DALLAS - A Fox 4 News investigation uncovered four City of Dallas employees failed to report 562 vacation hours they took, amounting to more than $28,000 worth of time.
This development follows an August 2015 audit that revealed the city could not account for as much as $60 million paid out to employees.
After Fox 4 broke that story, Lori Brown fought city hall to obtain public records showing just how much time went unaccounted for.
We now know Karl Zavitkovsky, the Director of Economic Development, was among the city workers who failed to report vacation time. Zavitkovsky did not report 178 hours of leave, even though he did not work those hours. He made $147,000 a year at the time.
Three other employees in that same department also had vacation days unaccounted for.
Two employees didn’t document 56 and 96 vacation hours each. A third, the worst offender, didn’t document 232 hours. That’s 29 days of work in 12 months. That particular worker collected a $110,000 salary that year.
All four employees, including Zavitkovsky, kept their jobs after the discovery.
Mike McDonald works for a private company downtown.
“I think they should be probably terminated,” McDonald said, when we shared our findings. “They're taking advantage of their employer, and the city of Dallas, and the taxpayers.”
We asked Zavitkovsky for an interview, but he said no.
When we caught up with him at City Hall, Zavitkovsky did not stop to answer our questions and quickly ducked behind secured doors.
His boss, City Manager A.C. Gonzalez, did the same.
Fox 4’s Lori Brown asked, “How can you trust your economic development director?”
Gonzalez did not answer.
A short time later, both men left through a private exit, avoiding our cameras.
That wasn’t the first time the city dodged our questions.
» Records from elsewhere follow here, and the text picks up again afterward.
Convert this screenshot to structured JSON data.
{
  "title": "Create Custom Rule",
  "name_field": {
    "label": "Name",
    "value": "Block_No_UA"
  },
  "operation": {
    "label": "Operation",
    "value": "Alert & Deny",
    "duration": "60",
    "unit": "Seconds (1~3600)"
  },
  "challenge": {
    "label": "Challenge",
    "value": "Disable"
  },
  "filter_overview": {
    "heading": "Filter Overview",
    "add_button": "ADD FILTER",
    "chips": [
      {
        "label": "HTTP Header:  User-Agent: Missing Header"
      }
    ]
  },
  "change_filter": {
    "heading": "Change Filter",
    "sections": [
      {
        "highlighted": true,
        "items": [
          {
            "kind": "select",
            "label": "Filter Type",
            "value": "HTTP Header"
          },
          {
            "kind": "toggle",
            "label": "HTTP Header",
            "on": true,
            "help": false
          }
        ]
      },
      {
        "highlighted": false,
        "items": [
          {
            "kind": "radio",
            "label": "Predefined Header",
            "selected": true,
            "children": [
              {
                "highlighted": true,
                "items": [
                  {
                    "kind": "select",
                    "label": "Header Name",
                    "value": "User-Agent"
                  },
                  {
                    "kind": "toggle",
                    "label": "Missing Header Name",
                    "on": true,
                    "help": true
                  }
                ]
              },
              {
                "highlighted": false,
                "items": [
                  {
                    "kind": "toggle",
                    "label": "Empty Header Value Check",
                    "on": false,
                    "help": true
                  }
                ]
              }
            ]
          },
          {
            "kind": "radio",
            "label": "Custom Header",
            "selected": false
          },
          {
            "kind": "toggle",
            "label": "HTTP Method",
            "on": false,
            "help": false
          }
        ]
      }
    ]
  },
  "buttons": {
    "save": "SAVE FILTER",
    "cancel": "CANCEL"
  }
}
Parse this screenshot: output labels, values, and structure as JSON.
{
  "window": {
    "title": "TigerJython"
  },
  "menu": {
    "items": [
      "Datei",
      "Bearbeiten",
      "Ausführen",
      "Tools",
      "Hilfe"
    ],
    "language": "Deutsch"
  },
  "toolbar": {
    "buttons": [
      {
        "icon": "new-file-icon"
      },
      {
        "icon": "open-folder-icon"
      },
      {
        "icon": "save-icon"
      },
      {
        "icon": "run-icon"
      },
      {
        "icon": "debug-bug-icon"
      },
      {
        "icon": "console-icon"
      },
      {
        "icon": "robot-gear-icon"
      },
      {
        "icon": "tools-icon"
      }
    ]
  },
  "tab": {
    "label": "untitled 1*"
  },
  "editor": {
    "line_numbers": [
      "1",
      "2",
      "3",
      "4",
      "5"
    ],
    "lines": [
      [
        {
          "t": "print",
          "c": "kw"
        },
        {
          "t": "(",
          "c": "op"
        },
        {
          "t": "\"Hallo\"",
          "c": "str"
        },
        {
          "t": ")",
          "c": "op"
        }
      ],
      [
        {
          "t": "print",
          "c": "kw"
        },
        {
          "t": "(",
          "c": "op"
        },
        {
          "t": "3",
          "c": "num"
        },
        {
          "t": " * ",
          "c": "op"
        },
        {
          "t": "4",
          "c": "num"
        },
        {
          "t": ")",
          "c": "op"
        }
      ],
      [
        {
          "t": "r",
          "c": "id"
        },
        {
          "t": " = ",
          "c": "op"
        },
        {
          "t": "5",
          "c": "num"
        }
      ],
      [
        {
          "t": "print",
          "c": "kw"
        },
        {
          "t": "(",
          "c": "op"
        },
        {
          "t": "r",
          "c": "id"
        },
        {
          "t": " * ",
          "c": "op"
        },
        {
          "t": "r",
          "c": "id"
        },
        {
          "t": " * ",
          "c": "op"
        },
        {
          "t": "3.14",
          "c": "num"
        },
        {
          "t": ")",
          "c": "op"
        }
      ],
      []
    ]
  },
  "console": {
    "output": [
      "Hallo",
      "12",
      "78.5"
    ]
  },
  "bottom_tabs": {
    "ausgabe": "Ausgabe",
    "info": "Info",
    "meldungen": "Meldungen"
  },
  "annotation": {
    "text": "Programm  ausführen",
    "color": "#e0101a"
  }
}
For two months, the city refused to provide Fox 4 public records detailing exactly how much time was unaccounted for. Texas law dictates government agencies must reply to this type of request within a 10-day period.
Fox 4 filed a complaint to the Texas Attorney General, who issued a letter to the city, ordering them to release the records. We got the totals the very same day.
City council member Scott Griggs said the city’s response to Fox 4’s request is unacceptable.
“That was unacceptable with the city withholding information that is public information, and having to use the [Attorney General’s] office to get it sorted out," Griggs said.
Griggs also called the lack of oversight “outrageous.”
“Employers should be watching their employees," said Griggs. “It's unfortunate but time is the easiest thing to steal at City Hall.”
On top of the delays, the city backtracked on their own paperwork.
The city’s original document showed 824 unreported hours. Using each employee’s salary, we determined that time is worth more than $41,000.
When the city saw our calculations, they sent a new document dropping the number of unreported hours to 562.
A spokesperson would only say the new document removed “offsetting entries” that could have been “confusing.” The document also swapped out one employee with a subordinate who earned a lower salary that year. The city did not offer further explanation of the changes.
The employees don’t have to pay the money back. A spokesperson assured Fox 4 each person had earned the time he or she took and said the city has now deducted those hours from their accounts. That means they will no longer get a payout for that vacation time when they retire.
Just before this story aired on January 25, 2016, the city released this written statement:
"The audit from eight months ago showed us that four City employees had not been properly entering their time. Karl Zavitkovsky, Director of the Office of Economic Development, was one of those employees. He immediately rectified the situation and was reprimanded. The audit did not accuse employees of stealing from the City, but rather identified four employees who had not entered any leave time for the period of the audit, indicating an operational issue that needed to be addressed. This is a normal audit procedure and we have since worked diligently with managers to ensure employees are entering their time correctly. We are also in the process of procuring a new time-entry system that will have increased functionality to address the auditor’s recommendations."
The city did not specify how Zavitkovsky was reprimanded or how exactly a new time-keeping system would address the problem.